• [Brief]: Print the data that follows word for word, leaving out any picture.

• [Available data]:
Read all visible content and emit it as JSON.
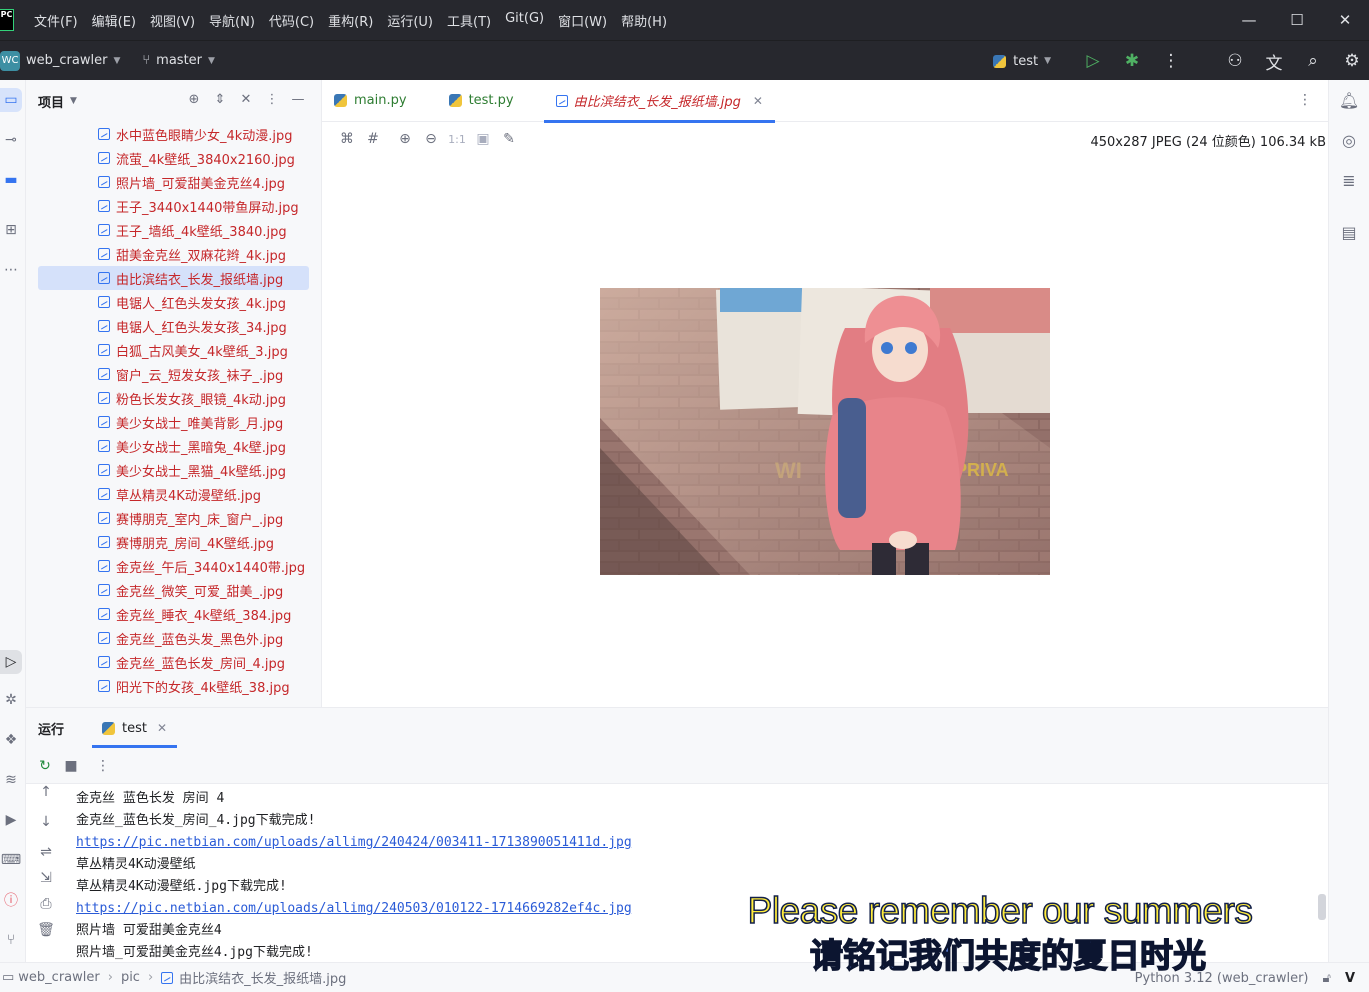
{
  "menu": [
    "文件(F)",
    "编辑(E)",
    "视图(V)",
    "导航(N)",
    "代码(C)",
    "重构(R)",
    "运行(U)",
    "工具(T)",
    "Git(G)",
    "窗口(W)",
    "帮助(H)"
  ],
  "app_logo": "PC",
  "toolbar": {
    "project_badge": "WC",
    "project_name": "web_crawler",
    "branch": "master",
    "run_config": "test"
  },
  "project_panel": {
    "title": "项目",
    "files": [
      "水中蓝色眼睛少女_4k动漫.jpg",
      "流萤_4k壁纸_3840x2160.jpg",
      "照片墙_可爱甜美金克丝4.jpg",
      "王子_3440x1440带鱼屏动.jpg",
      "王子_墙纸_4k壁纸_3840.jpg",
      "甜美金克丝_双麻花辫_4k.jpg",
      "由比滨结衣_长发_报纸墙.jpg",
      "电锯人_红色头发女孩_4k.jpg",
      "电锯人_红色头发女孩_34.jpg",
      "白狐_古风美女_4k壁纸_3.jpg",
      "窗户_云_短发女孩_袜子_.jpg",
      "粉色长发女孩_眼镜_4k动.jpg",
      "美少女战士_唯美背影_月.jpg",
      "美少女战士_黑暗兔_4k壁.jpg",
      "美少女战士_黑猫_4k壁纸.jpg",
      "草丛精灵4K动漫壁纸.jpg",
      "赛博朋克_室内_床_窗户_.jpg",
      "赛博朋克_房间_4K壁纸.jpg",
      "金克丝_午后_3440x1440带.jpg",
      "金克丝_微笑_可爱_甜美_.jpg",
      "金克丝_睡衣_4k壁纸_384.jpg",
      "金克丝_蓝色头发_黑色外.jpg",
      "金克丝_蓝色长发_房间_4.jpg",
      "阳光下的女孩_4k壁纸_38.jpg"
    ],
    "selected_file": "由比滨结衣_长发_报纸墙.jpg"
  },
  "editor": {
    "tabs": [
      {
        "label": "main.py"
      },
      {
        "label": "test.py"
      },
      {
        "label": "由比滨结衣_长发_报纸墙.jpg"
      }
    ],
    "zoom_label": "1:1",
    "image_info": "450x287 JPEG (24 位颜色) 106.34 kB"
  },
  "run_panel": {
    "title": "运行",
    "tab": "test",
    "console": [
      {
        "text": "金克丝 蓝色长发 房间 4",
        "link": false
      },
      {
        "text": "金克丝_蓝色长发_房间_4.jpg下载完成!",
        "link": false
      },
      {
        "text": "https://pic.netbian.com/uploads/allimg/240424/003411-1713890051411d.jpg",
        "link": true
      },
      {
        "text": "草丛精灵4K动漫壁纸",
        "link": false
      },
      {
        "text": "草丛精灵4K动漫壁纸.jpg下载完成!",
        "link": false
      },
      {
        "text": "https://pic.netbian.com/uploads/allimg/240503/010122-1714669282ef4c.jpg",
        "link": true
      },
      {
        "text": "照片墙 可爱甜美金克丝4",
        "link": false
      },
      {
        "text": "照片墙_可爱甜美金克丝4.jpg下载完成!",
        "link": false
      }
    ]
  },
  "subtitle": {
    "en": "Please remember our summers",
    "zh": "请铭记我们共度的夏日时光"
  },
  "statusbar": {
    "crumbs": [
      "web_crawler",
      "pic",
      "由比滨结衣_长发_报纸墙.jpg"
    ],
    "interpreter": "Python 3.12 (web_crawler)"
  },
  "colors": {
    "accent": "#3574f0",
    "title_bg": "#27282e",
    "file_red": "#c5272a",
    "link": "#2a5bd7"
  }
}
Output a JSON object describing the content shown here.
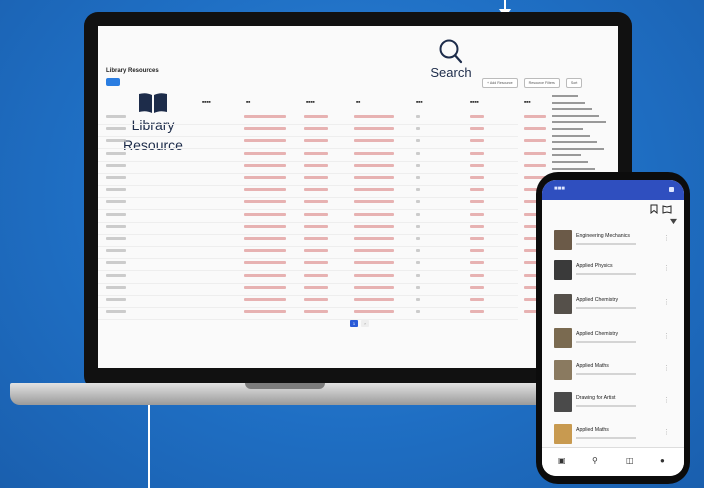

• [Response below]:
Read all visible content and emit it as JSON.
{
  "menu": [
    "文件(F)",
    "编辑(E)",
    "视图(V)",
    "导航(N)",
    "代码(C)",
    "重构(R)",
    "运行(U)",
    "工具(T)",
    "Git(G)",
    "窗口(W)",
    "帮助(H)"
  ],
  "app_logo": "PC",
  "toolbar": {
    "project_badge": "WC",
    "project_name": "web_crawler",
    "branch": "master",
    "run_config": "test"
  },
  "project_panel": {
    "title": "项目",
    "files": [
      "水中蓝色眼睛少女_4k动漫.jpg",
      "流萤_4k壁纸_3840x2160.jpg",
      "照片墙_可爱甜美金克丝4.jpg",
      "王子_3440x1440带鱼屏动.jpg",
      "王子_墙纸_4k壁纸_3840.jpg",
      "甜美金克丝_双麻花辫_4k.jpg",
      "由比滨结衣_长发_报纸墙.jpg",
      "电锯人_红色头发女孩_4k.jpg",
      "电锯人_红色头发女孩_34.jpg",
      "白狐_古风美女_4k壁纸_3.jpg",
      "窗户_云_短发女孩_袜子_.jpg",
      "粉色长发女孩_眼镜_4k动.jpg",
      "美少女战士_唯美背影_月.jpg",
      "美少女战士_黑暗兔_4k壁.jpg",
      "美少女战士_黑猫_4k壁纸.jpg",
      "草丛精灵4K动漫壁纸.jpg",
      "赛博朋克_室内_床_窗户_.jpg",
      "赛博朋克_房间_4K壁纸.jpg",
      "金克丝_午后_3440x1440带.jpg",
      "金克丝_微笑_可爱_甜美_.jpg",
      "金克丝_睡衣_4k壁纸_384.jpg",
      "金克丝_蓝色头发_黑色外.jpg",
      "金克丝_蓝色长发_房间_4.jpg",
      "阳光下的女孩_4k壁纸_38.jpg"
    ],
    "selected_file": "由比滨结衣_长发_报纸墙.jpg"
  },
  "editor": {
    "tabs": [
      {
        "label": "main.py"
      },
      {
        "label": "test.py"
      },
      {
        "label": "由比滨结衣_长发_报纸墙.jpg"
      }
    ],
    "zoom_label": "1:1",
    "image_info": "450x287 JPEG (24 位颜色) 106.34 kB"
  },
  "run_panel": {
    "title": "运行",
    "tab": "test",
    "console": [
      {
        "text": "金克丝 蓝色长发 房间 4",
        "link": false
      },
      {
        "text": "金克丝_蓝色长发_房间_4.jpg下载完成!",
        "link": false
      },
      {
        "text": "https://pic.netbian.com/uploads/allimg/240424/003411-1713890051411d.jpg",
        "link": true
      },
      {
        "text": "草丛精灵4K动漫壁纸",
        "link": false
      },
      {
        "text": "草丛精灵4K动漫壁纸.jpg下载完成!",
        "link": false
      },
      {
        "text": "https://pic.netbian.com/uploads/allimg/240503/010122-1714669282ef4c.jpg",
        "link": true
      },
      {
        "text": "照片墙 可爱甜美金克丝4",
        "link": false
      },
      {
        "text": "照片墙_可爱甜美金克丝4.jpg下载完成!",
        "link": false
      }
    ]
  },
  "subtitle": {
    "en": "Please remember our summers",
    "zh": "请铭记我们共度的夏日时光"
  },
  "statusbar": {
    "crumbs": [
      "web_crawler",
      "pic",
      "由比滨结衣_长发_报纸墙.jpg"
    ],
    "interpreter": "Python 3.12 (web_crawler)"
  },
  "colors": {
    "accent": "#3574f0",
    "title_bg": "#27282e",
    "file_red": "#c5272a",
    "link": "#2a5bd7"
  }
}
Output a JSON object describing the content shown here.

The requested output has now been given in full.